In their effort to regain the top spot among photo-sharing apps, Flickr has focused lately on redesigning the site and releasing improved mobile apps on iPhone and Android. The latest version has been released a couple of weeks ago with a long feature list – and, as much as I try, I keep coming to the conclusion that I liked the old app better! The new design is too flashy, the excessive use of iOS 7-styled animations, zooming and translucent layers is tiring and confusing. While implementing the annoying design innovations, the team left out another much more useful iOS 7 gesture, swipe-left-to-go-back. There are some good design touches, for example the introduction of the popular flick-to-dismiss gesture and the awesome reloading animation using Flickr’s two-circle-logo – you should check it out especially on profile pages: swipe down until the blue border around the profile pic becomes full circle, then release.
Speaking of profiles, if you see a small checkmark on the top right, don’t click it! That’s showing you are following that person and clicking the checkmark unfollows them – without confirmation or any other prompt! That’s probably the stupidest decision I ever saw in any app! Of course you can immediately re-follow the person clicking on what has now become the ‘follow’ button, but wouldn’t it make more sense to label the button or have an extra step so that doesn’t happen in the first place?
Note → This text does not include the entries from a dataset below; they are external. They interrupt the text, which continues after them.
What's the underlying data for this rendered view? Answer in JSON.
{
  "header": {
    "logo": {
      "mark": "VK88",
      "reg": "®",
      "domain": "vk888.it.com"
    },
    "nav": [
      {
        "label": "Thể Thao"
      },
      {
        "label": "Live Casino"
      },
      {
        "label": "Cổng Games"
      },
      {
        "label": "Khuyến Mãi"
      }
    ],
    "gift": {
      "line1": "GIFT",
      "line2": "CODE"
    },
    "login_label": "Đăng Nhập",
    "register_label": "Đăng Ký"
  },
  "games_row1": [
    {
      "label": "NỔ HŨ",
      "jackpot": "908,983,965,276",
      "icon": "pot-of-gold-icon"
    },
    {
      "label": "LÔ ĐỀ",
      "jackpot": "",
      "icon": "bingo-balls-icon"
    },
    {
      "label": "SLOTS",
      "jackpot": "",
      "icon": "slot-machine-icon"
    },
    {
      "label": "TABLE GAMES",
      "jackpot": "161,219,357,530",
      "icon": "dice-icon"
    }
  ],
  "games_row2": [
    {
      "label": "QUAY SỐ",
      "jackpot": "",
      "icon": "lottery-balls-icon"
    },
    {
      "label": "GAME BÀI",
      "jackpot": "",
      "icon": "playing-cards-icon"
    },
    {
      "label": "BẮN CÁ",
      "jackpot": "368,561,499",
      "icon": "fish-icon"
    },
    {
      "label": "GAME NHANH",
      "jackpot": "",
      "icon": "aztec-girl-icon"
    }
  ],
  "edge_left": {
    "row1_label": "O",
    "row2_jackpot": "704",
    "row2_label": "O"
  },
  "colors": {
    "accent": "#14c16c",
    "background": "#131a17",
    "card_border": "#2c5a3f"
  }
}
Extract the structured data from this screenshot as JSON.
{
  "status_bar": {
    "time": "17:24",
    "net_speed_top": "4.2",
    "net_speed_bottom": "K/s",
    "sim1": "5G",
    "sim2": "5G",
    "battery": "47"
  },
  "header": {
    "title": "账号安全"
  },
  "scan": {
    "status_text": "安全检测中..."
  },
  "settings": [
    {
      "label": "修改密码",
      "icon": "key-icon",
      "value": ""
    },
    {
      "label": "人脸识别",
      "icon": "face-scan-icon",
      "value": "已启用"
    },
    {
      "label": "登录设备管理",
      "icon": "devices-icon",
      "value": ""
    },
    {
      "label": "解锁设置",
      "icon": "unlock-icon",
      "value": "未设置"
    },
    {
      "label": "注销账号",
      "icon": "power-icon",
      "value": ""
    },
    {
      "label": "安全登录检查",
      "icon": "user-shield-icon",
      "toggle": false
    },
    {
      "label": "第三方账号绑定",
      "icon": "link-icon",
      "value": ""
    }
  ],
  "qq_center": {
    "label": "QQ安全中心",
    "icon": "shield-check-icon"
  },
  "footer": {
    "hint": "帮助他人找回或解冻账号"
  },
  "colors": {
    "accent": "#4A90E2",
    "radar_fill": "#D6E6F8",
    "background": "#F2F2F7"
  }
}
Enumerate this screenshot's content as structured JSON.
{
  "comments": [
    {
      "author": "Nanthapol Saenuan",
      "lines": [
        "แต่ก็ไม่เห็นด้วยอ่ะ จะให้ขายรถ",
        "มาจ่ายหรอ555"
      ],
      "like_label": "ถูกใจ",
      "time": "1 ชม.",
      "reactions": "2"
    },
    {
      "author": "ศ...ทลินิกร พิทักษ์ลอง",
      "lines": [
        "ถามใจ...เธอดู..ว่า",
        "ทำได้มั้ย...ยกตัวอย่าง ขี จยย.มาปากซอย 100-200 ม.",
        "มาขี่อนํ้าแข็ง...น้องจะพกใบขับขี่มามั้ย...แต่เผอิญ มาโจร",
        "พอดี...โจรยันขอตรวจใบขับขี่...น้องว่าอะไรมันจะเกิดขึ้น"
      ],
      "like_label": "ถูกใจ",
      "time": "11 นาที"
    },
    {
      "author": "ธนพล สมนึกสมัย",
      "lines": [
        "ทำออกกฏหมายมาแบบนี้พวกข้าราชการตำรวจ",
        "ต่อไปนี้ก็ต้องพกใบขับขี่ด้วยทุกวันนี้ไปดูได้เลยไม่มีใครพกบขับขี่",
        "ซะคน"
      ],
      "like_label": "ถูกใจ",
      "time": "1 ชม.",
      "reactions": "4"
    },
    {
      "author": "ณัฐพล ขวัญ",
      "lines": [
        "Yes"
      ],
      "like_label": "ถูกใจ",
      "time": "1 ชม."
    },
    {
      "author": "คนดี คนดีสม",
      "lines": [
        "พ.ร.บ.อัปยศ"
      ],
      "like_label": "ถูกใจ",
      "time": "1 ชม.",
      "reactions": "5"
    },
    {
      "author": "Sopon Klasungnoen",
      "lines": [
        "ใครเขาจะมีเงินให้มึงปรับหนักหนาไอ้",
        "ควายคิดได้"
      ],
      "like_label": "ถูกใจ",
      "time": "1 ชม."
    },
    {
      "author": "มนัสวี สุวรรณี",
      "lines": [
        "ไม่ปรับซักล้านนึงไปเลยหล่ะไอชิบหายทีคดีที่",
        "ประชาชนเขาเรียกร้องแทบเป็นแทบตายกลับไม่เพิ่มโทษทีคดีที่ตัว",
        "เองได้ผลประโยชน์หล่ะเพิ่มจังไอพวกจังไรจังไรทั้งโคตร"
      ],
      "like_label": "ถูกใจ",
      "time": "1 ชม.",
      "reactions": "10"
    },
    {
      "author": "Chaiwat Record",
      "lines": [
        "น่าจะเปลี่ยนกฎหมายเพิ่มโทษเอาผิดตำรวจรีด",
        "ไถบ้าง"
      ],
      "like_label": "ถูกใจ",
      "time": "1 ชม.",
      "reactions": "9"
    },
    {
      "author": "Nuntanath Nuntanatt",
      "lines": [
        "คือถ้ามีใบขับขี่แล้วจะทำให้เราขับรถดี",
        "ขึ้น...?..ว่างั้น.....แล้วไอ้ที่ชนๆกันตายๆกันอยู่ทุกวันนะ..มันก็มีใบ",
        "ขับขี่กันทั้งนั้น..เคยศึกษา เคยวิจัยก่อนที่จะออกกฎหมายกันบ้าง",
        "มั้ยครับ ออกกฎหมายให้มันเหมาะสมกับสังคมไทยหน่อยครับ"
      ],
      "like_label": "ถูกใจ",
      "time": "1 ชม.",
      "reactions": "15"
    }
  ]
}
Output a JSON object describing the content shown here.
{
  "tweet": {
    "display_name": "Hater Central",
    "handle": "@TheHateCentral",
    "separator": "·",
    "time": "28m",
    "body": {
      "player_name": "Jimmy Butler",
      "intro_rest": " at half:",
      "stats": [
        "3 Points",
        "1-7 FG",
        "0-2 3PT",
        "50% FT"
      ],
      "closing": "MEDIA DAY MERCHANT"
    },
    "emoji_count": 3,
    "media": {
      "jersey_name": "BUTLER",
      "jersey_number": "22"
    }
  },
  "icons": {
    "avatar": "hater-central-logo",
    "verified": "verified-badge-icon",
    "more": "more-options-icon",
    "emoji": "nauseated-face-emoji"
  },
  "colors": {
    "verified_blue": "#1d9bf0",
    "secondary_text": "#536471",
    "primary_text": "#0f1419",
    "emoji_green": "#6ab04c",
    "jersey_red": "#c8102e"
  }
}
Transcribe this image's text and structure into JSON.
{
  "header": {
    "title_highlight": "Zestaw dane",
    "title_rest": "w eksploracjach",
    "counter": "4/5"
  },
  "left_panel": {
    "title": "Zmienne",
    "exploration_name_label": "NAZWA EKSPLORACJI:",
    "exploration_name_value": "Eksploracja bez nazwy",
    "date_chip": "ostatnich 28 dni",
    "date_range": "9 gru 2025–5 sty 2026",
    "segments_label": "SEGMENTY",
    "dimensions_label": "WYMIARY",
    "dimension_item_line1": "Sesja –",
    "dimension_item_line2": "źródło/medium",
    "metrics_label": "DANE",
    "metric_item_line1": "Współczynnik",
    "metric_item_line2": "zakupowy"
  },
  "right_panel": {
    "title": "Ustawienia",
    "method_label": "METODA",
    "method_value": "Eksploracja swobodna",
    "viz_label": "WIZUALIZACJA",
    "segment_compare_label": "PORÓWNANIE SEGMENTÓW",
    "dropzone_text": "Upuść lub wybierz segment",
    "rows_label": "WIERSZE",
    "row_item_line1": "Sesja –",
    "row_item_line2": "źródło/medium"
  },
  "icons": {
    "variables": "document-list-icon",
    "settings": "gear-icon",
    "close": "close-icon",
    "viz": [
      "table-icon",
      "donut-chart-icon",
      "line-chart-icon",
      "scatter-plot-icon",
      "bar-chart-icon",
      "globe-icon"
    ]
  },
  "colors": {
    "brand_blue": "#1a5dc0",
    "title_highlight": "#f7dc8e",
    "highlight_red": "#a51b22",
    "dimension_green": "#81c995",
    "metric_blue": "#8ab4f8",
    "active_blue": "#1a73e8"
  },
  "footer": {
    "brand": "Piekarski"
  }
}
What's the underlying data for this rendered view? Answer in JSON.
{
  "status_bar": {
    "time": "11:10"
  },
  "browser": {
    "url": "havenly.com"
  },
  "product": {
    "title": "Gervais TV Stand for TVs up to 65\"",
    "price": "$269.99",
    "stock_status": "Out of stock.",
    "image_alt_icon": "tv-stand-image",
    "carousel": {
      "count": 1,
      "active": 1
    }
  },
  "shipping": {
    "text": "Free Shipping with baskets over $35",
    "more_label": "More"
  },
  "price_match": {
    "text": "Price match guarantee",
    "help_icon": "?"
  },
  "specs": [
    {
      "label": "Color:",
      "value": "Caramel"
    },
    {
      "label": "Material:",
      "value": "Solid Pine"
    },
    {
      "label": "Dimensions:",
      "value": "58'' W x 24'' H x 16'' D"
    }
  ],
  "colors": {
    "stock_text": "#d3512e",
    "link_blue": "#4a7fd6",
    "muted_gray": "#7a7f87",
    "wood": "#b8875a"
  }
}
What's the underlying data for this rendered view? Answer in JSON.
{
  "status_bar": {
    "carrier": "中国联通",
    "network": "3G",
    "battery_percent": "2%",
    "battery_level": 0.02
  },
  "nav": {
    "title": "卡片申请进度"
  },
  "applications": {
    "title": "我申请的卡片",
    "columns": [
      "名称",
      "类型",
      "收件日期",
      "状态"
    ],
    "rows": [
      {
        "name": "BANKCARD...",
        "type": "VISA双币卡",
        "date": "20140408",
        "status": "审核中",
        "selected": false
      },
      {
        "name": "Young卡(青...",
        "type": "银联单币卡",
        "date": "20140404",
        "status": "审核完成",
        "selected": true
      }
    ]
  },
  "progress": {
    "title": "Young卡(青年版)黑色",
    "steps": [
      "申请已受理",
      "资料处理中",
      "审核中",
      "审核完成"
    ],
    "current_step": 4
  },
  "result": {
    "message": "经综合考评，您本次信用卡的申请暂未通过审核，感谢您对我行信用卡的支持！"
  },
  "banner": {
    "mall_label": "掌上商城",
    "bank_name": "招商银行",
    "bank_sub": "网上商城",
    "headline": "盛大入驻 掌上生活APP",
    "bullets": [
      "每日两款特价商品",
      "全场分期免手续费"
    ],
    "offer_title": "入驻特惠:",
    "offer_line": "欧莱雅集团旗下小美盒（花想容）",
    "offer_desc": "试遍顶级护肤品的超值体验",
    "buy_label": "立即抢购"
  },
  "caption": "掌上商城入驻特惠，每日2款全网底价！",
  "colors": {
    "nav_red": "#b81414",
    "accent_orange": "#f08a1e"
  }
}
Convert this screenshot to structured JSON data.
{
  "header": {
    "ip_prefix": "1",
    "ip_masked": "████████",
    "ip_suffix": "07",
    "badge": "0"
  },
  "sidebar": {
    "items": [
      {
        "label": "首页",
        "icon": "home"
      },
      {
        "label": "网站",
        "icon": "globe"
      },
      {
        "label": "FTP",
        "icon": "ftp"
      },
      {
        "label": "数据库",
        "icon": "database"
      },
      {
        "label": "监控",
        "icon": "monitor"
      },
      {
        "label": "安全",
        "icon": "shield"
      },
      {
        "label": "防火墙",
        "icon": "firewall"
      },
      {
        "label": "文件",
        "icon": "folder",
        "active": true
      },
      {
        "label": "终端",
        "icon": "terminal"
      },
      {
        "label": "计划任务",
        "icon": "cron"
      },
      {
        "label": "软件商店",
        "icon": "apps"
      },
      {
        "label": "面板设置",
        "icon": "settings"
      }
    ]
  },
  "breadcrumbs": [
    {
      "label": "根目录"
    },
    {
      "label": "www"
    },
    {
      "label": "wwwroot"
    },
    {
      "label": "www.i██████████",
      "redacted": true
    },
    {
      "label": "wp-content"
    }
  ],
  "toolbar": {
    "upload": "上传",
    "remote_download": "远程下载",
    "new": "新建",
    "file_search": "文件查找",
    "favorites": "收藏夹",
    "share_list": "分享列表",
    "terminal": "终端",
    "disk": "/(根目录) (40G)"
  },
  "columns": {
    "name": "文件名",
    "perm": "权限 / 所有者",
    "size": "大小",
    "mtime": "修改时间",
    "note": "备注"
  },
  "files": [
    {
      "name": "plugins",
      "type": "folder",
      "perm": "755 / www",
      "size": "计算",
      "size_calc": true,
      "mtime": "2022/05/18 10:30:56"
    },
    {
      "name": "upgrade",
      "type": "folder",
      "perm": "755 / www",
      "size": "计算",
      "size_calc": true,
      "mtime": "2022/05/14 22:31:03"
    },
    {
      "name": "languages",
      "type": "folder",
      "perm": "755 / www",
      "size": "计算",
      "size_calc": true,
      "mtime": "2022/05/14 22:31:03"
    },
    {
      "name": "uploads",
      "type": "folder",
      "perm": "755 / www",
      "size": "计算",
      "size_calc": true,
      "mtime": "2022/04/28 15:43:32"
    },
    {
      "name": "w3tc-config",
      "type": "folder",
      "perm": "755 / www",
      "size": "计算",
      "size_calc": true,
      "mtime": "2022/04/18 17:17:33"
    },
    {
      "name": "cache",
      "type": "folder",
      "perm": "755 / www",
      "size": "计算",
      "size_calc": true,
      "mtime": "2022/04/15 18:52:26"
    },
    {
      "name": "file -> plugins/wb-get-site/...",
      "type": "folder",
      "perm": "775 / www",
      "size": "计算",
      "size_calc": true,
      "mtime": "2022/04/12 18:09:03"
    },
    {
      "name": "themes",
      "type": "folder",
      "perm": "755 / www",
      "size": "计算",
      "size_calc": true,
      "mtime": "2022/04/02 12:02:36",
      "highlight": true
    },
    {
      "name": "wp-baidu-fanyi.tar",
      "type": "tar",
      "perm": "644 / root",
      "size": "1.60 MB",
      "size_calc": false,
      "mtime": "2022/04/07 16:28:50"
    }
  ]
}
The stream design has gotten worse as well in my opinion, loosing many of the good ideas in the previous version. Now, like on Instagram, you can only see one photo at a time, leading to a lot of unnecessary scrolling. Until now, recent photos were arranged in a nice mosaic, letting users glance about 10 at once. This is made only worse by the decision to include buttons for several actions at the bottom of the photo, as well as the names of people who faved the photo and a couple of comments. In my opinion these extra info should only be shown in the full-screen view – or when one of the people you follow faved or commented on the photo. I don’t mind the square cropping much, it provides a closer view of the photos – and let’s be frank, if the cropped center area cannot capture the attention of the viewer, it’s unlikely the full view would. If you tap photos you will see them in full, but you no longer can swipe to navigate between photos in your stream, another cool feature that has been inexplicably removed. But this still works for batch uploads from a given profile and in Explore, making the design inconsistent and confusing. And the inconsistencies don’t stop here: you can double-tap to fave a photo in the stream, but that doesn’t work in full-screen view; the photo description is shown below the fave-number in the stream (a bad decision on its own, since it emphasized what people think of the photo over the original caption of the author), but above it in full-screen.
I would say the root problem here is the different way people perceive and use Flickr as opposed to Instagram. A veteran web service, Flickr is used by photography enthusiasts and pros to highlight ‘their best work’ taken with DSLR cameras, to build an online portfolio and to store it indefinitely for anyone to browse. Instagram is basically at the opposite end of the spectrum: photos come exclusively from smartphones (at least in theory) and the content is mostly ‘throw-away’, a quick snapshot to be smiled at and then forgotten as others stream in. The new design serves the latter type of users, who probably haven’t even heard of Flickr, while ignoring the first type, the veteran audience of the service. One might compare this to blogging vs. Twitter: while both serve text, a blog post is long-form and should stay relevant over a long period of time, a tweet is short-lived, with most of the value coming from the fresh, instant information. Both have their advantages and disadvantages, but they can live side by side and complement each other; there’s no reason the same can’t be true about Flickr and Instagram.
I think Flickr should focus on their strengths and build a better product for long-term photo storing and sharing; chasing after Instagram would only hurt these core strengths and alienate the pros who bring high-quality content to the site. The improved search with object recognition is a great example of going in this (right) direction, as is the detailed Info screen for each photo, matching the information density on the website. Instead of offering instant back-up for mobile snapshots they should improve their desktop uploader tools, neglected for years – a web uploader doesn’t cut it if you are offering 1TB of free space! Another idea would be to showcase the most viewed and favorite photos on people profiles, it would give visitors a quick overview of the photographer’s ‘best work’.